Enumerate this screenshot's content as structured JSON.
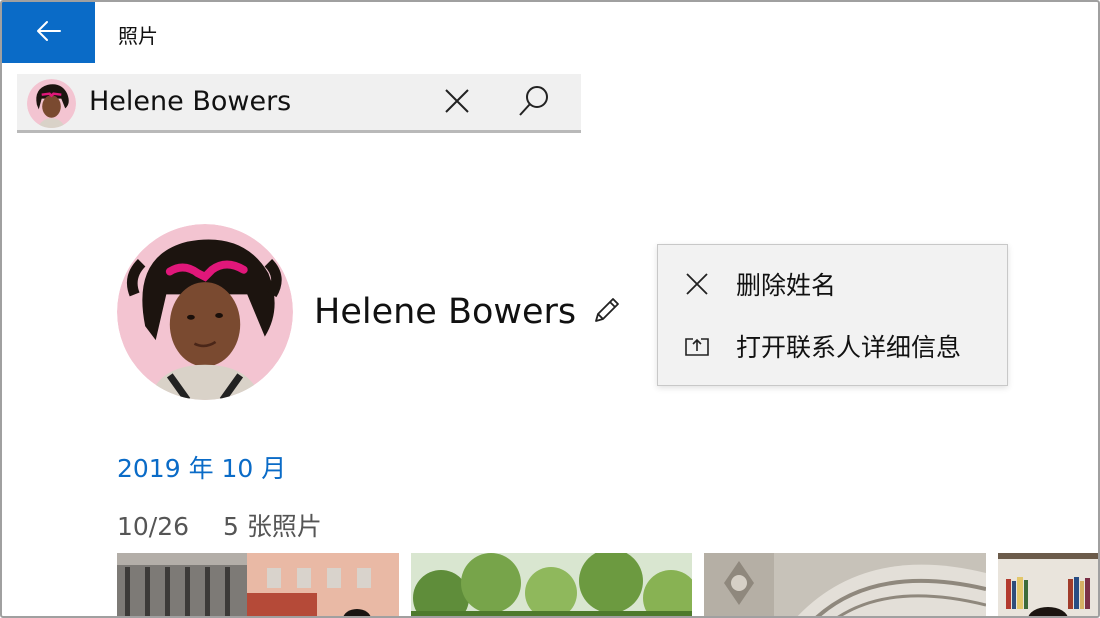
{
  "app": {
    "title": "照片"
  },
  "icons": {
    "back": "back-arrow-icon",
    "clear": "close-icon",
    "search": "search-icon",
    "edit": "pencil-icon",
    "remove_name": "close-icon",
    "open_contact": "open-contact-icon"
  },
  "colors": {
    "accent": "#0a6bc7",
    "avatar_bg": "#f3c4d1",
    "sunglasses": "#e0177a"
  },
  "search": {
    "value": "Helene Bowers"
  },
  "person": {
    "name": "Helene Bowers"
  },
  "context_menu": {
    "items": [
      {
        "label": "删除姓名",
        "icon": "close-icon"
      },
      {
        "label": "打开联系人详细信息",
        "icon": "open-contact-icon"
      }
    ]
  },
  "timeline": {
    "month": "2019 年 10 月",
    "date": "10/26",
    "count": "5 张照片"
  }
}
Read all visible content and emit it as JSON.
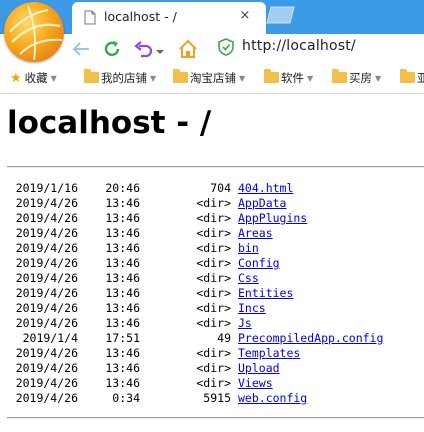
{
  "browser": {
    "tab": {
      "title": "localhost - /",
      "close_glyph": "×"
    },
    "address_bar": {
      "url": "http://localhost/"
    },
    "bookmarks": [
      {
        "label": "收藏",
        "icon": "star-icon"
      },
      {
        "label": "我的店铺",
        "icon": "folder-icon"
      },
      {
        "label": "淘宝店铺",
        "icon": "folder-icon"
      },
      {
        "label": "软件",
        "icon": "folder-icon"
      },
      {
        "label": "买房",
        "icon": "folder-icon"
      },
      {
        "label": "亚",
        "icon": "folder-icon"
      }
    ]
  },
  "page": {
    "title": "localhost - /",
    "entries": [
      {
        "date": "2019/1/16",
        "time": "20:46",
        "size": "704",
        "name": "404.html"
      },
      {
        "date": "2019/4/26",
        "time": "13:46",
        "size": "<dir>",
        "name": "AppData"
      },
      {
        "date": "2019/4/26",
        "time": "13:46",
        "size": "<dir>",
        "name": "AppPlugins"
      },
      {
        "date": "2019/4/26",
        "time": "13:46",
        "size": "<dir>",
        "name": "Areas"
      },
      {
        "date": "2019/4/26",
        "time": "13:46",
        "size": "<dir>",
        "name": "bin"
      },
      {
        "date": "2019/4/26",
        "time": "13:46",
        "size": "<dir>",
        "name": "Config"
      },
      {
        "date": "2019/4/26",
        "time": "13:46",
        "size": "<dir>",
        "name": "Css"
      },
      {
        "date": "2019/4/26",
        "time": "13:46",
        "size": "<dir>",
        "name": "Entities"
      },
      {
        "date": "2019/4/26",
        "time": "13:46",
        "size": "<dir>",
        "name": "Incs"
      },
      {
        "date": "2019/4/26",
        "time": "13:46",
        "size": "<dir>",
        "name": "Js"
      },
      {
        "date": "2019/1/4",
        "time": "17:51",
        "size": "49",
        "name": "PrecompiledApp.config"
      },
      {
        "date": "2019/4/26",
        "time": "13:46",
        "size": "<dir>",
        "name": "Templates"
      },
      {
        "date": "2019/4/26",
        "time": "13:46",
        "size": "<dir>",
        "name": "Upload"
      },
      {
        "date": "2019/4/26",
        "time": "13:46",
        "size": "<dir>",
        "name": "Views"
      },
      {
        "date": "2019/4/26",
        "time": "0:34",
        "size": "5915",
        "name": "web.config"
      }
    ]
  },
  "colors": {
    "tabstrip": "#3d9ae6",
    "link": "#0000ee",
    "back_arrow": "#9ac5f0",
    "refresh": "#2fa84f",
    "undo": "#8a4fd0",
    "home": "#f0a020",
    "shield": "#3aa84a"
  }
}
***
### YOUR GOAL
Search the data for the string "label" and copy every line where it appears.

### ANSWER TO THE PROBLEM
        "label": "删除姓名",
        "label": "打开联系人详细信息",
        "label": "收藏",
        "label": "我的店铺",
        "label": "淘宝店铺",
        "label": "软件",
        "label": "买房",
        "label": "亚",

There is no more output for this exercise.